Introduction by former Gov. Gray Davis
At the first in a series of Milken Institute Forums on health care, two Californians with vast knowledge of the state's health-care system tackled the fine points and challenges of moving the process forward. Susan Kennedy, former Gov. Arnold Schwarzenegger's chief of staff and his appointee to the state's Health Benefit Exchange Board, and Richard Merkin, CEO of the Heritage Provider Network, had a high-level discussion of the pitfalls and promises of health reform.
At the federal level, the issues are many. The legislation will likely continue to evolve, given the makeup of Congress and the president's apparent willingness to negotiate around the edges. It puts huge unfunded mandates on the states at a time those governments can ill afford them, so pushback and demands for relief are likely.
California and other states face big challenges in implementing the provisions. With more people insured or eligible for Medi-Cal, providers' rates could skyrocket as they are inundated with new patients. Explaining the reforms to the consumer will be key, as is managing the political expectations of those on both sides of the issue.

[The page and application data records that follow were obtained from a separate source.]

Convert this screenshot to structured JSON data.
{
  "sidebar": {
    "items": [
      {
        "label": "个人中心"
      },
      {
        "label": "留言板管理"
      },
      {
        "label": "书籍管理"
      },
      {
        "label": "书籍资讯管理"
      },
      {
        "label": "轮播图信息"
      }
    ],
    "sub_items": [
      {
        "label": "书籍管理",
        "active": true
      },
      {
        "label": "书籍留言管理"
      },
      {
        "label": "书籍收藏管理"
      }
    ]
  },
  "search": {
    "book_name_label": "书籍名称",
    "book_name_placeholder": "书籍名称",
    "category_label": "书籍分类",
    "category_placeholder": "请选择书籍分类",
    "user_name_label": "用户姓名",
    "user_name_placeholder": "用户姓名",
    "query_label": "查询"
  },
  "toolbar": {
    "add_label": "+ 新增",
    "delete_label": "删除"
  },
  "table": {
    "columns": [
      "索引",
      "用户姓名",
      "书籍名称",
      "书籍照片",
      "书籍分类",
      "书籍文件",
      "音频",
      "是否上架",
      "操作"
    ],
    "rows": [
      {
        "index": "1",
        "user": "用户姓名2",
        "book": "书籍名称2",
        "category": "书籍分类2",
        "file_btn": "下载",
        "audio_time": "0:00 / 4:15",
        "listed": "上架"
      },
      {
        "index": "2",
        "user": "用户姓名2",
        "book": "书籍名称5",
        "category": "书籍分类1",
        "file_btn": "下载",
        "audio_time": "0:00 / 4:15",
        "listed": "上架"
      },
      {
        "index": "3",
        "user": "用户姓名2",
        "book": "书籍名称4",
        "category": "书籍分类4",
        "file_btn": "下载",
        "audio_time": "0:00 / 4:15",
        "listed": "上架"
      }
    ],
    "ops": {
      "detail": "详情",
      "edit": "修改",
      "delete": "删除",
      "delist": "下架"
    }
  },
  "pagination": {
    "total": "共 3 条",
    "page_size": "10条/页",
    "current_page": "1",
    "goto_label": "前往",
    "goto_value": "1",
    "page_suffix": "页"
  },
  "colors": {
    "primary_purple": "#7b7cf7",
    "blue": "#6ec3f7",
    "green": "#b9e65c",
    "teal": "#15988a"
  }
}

Kennedy is in the thick of it as a board member of what could be the country's largest health exchange - the mechanism that will allow consumers in each state to comparison-shop for coverage. The health exchange board must clarify whether the goal is expanding coverage or bringing down costs, then design an efficient enrollment portal that takes political realities into account.
Kennedy is a veteran of two major health-care reform efforts. As deputy chief of staff, she helped lead Gov. Gray Davis' 1999 campaign for comprehensive HMO reform in the state and Schwarzenegger's 2007 initiative, which contained many of the same elements as the federal health reform program.
Merkin, who earned his M.D. at the University of Miami, is a pioneer in the development of medical networks. The founder of Heritage Provider Networks, he has spent the past 30 years implementing a successful business model to address the needs and challenges of affordable managed care.